> Exercise goal
From the records below, copy each line that has the word "icon" in it.

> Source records
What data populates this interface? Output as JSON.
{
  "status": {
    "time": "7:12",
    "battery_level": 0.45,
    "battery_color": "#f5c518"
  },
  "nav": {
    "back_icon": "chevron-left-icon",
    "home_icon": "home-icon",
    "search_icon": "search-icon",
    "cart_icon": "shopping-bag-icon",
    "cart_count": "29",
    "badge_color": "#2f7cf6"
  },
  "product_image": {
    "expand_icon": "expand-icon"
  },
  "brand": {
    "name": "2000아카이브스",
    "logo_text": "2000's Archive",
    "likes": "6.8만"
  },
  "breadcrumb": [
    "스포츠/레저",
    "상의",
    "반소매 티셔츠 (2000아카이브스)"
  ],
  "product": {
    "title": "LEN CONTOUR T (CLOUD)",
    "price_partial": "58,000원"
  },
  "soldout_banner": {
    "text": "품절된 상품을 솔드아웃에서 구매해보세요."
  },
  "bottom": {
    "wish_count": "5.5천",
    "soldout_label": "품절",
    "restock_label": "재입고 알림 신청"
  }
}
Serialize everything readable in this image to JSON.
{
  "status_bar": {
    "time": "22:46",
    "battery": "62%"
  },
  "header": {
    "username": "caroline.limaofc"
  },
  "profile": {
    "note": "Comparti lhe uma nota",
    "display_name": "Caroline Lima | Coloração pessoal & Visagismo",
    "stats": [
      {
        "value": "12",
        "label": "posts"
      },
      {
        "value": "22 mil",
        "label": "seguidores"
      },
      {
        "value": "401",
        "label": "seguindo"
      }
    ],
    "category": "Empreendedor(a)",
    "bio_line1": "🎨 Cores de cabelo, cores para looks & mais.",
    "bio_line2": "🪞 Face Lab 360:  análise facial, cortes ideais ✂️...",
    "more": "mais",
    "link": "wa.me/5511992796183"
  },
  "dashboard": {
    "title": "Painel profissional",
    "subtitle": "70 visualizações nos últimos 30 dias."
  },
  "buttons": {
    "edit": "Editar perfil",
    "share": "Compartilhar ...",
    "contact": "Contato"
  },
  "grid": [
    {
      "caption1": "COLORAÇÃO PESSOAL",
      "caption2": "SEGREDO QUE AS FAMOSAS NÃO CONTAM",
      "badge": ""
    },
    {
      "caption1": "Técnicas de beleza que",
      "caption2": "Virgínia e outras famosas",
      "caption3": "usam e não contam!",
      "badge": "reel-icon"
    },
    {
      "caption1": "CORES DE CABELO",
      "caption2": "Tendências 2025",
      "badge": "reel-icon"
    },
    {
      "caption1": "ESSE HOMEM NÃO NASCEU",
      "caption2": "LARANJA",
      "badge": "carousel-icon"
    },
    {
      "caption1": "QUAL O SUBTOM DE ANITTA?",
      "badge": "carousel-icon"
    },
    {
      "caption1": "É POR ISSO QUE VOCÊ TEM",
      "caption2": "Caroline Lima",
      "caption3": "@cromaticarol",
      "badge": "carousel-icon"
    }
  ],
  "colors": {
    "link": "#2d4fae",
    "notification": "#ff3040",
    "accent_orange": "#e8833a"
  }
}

> Task answer
    "back_icon": "chevron-left-icon",
    "home_icon": "home-icon",
    "search_icon": "search-icon",
    "cart_icon": "shopping-bag-icon",
    "expand_icon": "expand-icon"
      "badge": "reel-icon"
      "badge": "reel-icon"
      "badge": "carousel-icon"
      "badge": "carousel-icon"
      "badge": "carousel-icon"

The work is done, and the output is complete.